“My dear Father, it's been 18 years since we have been parted. My brother, who was just born before you disappeared is now a big man. Your absence is something we have never get used to. Sometimes we're putting a spoon at the table, for you. Then we look at your picture on the wall and we're wandering for hours. I don't remember much, because I was 5 when you went. My grandmother tells us of your childhood, your youth. Your latest memories, your laughs, come to us like a fairy tale. You were there, and now you are not. It's like a sweet dream… We couldn't hug or kiss you, my dad! Imagine that every day began with hope and ended with that hope turned into disappointment. Days became years and years passed one after the other. Maybe we live in the hope that our fairy-tale will finally ends with a beautiful end.

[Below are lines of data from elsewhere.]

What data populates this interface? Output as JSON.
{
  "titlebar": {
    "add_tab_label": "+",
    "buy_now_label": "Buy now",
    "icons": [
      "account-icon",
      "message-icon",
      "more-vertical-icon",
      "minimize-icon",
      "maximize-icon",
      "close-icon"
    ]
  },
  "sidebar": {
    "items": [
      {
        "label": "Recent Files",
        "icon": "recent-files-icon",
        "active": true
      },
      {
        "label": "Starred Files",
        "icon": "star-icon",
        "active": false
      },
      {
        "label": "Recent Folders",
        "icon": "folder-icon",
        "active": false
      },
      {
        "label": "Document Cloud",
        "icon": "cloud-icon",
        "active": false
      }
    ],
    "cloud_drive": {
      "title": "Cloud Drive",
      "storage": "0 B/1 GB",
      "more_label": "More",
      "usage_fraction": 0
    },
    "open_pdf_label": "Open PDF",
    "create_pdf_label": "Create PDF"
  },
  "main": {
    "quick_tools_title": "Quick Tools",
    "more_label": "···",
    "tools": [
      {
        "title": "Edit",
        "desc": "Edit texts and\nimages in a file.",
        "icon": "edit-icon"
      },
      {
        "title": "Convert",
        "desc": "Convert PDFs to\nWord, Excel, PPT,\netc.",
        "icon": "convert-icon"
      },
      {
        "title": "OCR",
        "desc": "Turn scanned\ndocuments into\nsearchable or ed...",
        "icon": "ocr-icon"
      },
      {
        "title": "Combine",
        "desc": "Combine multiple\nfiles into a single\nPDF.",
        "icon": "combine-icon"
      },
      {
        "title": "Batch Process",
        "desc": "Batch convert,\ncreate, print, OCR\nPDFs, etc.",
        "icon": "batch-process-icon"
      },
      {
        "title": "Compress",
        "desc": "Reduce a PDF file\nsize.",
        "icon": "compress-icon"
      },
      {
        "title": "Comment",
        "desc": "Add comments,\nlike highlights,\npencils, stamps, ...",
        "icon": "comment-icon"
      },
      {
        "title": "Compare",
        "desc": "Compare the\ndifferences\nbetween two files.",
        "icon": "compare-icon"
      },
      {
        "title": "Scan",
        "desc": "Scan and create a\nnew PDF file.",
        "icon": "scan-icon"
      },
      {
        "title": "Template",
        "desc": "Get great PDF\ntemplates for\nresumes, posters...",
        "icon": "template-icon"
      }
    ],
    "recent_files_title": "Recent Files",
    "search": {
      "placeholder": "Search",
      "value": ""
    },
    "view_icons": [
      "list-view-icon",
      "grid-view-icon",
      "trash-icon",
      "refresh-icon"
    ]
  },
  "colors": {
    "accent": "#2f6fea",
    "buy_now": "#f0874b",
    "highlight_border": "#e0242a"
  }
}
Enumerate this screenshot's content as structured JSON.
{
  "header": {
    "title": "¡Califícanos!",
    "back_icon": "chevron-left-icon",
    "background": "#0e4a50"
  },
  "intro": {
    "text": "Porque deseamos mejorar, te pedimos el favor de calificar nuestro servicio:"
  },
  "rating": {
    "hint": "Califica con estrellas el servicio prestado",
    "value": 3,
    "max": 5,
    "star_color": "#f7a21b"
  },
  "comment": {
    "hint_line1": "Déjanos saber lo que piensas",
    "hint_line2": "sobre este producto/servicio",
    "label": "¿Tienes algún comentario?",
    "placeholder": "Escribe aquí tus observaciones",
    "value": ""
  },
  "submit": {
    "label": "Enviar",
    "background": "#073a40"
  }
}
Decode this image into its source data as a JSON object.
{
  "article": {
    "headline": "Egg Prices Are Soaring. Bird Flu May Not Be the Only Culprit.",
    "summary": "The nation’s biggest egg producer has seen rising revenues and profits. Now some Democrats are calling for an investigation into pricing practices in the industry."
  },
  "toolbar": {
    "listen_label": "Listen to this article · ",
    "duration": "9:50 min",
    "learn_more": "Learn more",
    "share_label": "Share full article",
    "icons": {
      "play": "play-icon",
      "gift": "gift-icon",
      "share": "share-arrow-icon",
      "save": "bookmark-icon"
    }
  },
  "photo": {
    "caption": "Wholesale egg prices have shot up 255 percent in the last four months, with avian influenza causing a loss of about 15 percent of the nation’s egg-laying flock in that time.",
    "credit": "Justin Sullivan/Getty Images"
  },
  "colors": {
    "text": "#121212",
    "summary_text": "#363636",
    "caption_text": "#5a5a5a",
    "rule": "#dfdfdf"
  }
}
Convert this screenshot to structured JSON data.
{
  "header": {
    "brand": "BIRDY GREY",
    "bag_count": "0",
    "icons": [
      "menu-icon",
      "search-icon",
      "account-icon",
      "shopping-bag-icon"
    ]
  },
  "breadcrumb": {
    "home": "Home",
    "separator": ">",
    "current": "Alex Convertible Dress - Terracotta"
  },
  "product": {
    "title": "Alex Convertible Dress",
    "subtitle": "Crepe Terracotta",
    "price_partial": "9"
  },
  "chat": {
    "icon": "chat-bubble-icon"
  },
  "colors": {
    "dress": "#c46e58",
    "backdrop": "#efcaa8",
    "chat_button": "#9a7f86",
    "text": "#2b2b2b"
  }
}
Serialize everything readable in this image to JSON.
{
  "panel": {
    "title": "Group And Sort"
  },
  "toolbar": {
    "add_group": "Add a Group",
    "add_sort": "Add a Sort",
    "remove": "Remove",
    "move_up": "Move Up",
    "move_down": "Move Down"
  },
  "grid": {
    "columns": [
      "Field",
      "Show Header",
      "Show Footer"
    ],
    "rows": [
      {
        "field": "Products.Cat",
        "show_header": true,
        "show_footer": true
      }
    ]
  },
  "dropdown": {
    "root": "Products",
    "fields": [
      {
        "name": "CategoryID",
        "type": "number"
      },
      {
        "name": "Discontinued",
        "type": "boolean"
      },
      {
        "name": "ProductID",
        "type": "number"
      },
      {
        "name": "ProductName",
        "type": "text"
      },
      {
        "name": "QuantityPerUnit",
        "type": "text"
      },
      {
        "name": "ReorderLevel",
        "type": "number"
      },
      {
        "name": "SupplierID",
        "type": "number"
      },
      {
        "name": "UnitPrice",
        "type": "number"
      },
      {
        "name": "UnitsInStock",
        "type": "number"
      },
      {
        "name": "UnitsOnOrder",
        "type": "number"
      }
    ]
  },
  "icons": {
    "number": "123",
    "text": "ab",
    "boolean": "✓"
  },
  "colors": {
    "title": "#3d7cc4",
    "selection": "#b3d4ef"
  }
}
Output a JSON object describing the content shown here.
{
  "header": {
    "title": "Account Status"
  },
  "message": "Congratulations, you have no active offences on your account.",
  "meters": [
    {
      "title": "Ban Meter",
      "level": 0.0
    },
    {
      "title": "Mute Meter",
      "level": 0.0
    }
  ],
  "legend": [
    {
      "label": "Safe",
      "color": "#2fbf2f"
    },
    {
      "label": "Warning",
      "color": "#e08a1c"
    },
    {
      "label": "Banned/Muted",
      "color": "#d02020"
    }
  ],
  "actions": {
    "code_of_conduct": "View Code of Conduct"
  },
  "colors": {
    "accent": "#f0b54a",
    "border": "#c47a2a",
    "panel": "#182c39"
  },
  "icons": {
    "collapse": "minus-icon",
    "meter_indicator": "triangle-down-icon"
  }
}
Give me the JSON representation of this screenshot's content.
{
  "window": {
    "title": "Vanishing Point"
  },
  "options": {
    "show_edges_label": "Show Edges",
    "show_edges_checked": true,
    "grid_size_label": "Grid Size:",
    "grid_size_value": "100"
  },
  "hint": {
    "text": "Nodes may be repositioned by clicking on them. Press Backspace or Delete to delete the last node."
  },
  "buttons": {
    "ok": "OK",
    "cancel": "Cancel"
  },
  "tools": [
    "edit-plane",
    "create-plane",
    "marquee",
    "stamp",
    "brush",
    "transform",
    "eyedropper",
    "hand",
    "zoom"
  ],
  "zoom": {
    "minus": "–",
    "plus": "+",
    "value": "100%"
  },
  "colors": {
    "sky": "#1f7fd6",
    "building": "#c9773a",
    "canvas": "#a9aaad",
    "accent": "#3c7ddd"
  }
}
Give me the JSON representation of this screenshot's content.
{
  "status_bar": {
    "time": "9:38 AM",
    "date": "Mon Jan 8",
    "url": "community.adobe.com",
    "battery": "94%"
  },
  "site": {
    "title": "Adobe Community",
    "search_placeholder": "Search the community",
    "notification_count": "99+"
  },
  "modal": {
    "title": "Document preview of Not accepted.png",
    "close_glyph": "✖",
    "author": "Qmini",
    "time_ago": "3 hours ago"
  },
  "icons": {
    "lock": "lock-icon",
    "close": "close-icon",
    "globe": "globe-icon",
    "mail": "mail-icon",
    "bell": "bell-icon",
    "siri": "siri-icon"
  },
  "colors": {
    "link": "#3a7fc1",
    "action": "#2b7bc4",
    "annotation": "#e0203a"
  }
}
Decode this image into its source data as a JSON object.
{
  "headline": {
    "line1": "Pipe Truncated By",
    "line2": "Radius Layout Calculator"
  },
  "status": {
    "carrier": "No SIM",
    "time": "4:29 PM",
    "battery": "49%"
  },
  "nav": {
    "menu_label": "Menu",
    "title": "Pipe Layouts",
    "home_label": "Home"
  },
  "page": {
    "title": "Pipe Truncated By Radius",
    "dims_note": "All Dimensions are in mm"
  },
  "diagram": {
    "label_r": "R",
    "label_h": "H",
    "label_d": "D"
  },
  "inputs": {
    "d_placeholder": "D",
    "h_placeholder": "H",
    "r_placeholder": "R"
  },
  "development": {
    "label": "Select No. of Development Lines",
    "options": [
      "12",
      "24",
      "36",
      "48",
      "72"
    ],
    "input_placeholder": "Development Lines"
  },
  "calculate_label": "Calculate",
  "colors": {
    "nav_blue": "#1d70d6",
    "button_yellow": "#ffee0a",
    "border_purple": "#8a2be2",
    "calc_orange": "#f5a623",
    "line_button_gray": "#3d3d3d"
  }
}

Finding a few remains, even, would have made me so happy that I waited for hours at the grave. They came, they dig, they found something. Maybe, they said, is Serdar. I told myself, that’s it, at least I could come to a grave to cry. Perhaps is my father… Days passed and tests were made: he is not your father, they said at last. One part of me was devastated, the other did not let me to lose hope. The longing for you grew so big that it does not fit in our hearts. My dear father! Did they tortured you or killed you with a bullet? What happened to you? If I had known you were not to come back, I would have not let you go. I've been living in the hope of getting news from you for 18 years. No matter how many years pass I won't give up looking for you.”
‘I will not stop searching for you, dad!’
After the reading of the letter Serdar Tanis' son Diyar Tanış took the microphone. Diyar said that his father and his friend disappeared when he was a few months old.
“I hope that one day an independent judiciary will be held, and my father and tens of thousands of unsolved murders will be solved. As long as we live, we will continue the struggle to find out what happened to my father and his friends.”
Tanrikulu: They want to destroy civilian politics
Turkey Human Rights Foundation (TIHV) Amed Representative, CHP deputy Sezgin Tanrikulu recalled the steps taken by the foundation and the Human Rights Association to find out what happened to the two HADEP executives.
Tanrikulu said: “After 18 years Turkey unfortunately is still governed by the same deep mentality. Now they want to destroy civilian politics as they were doing 18 years ago.”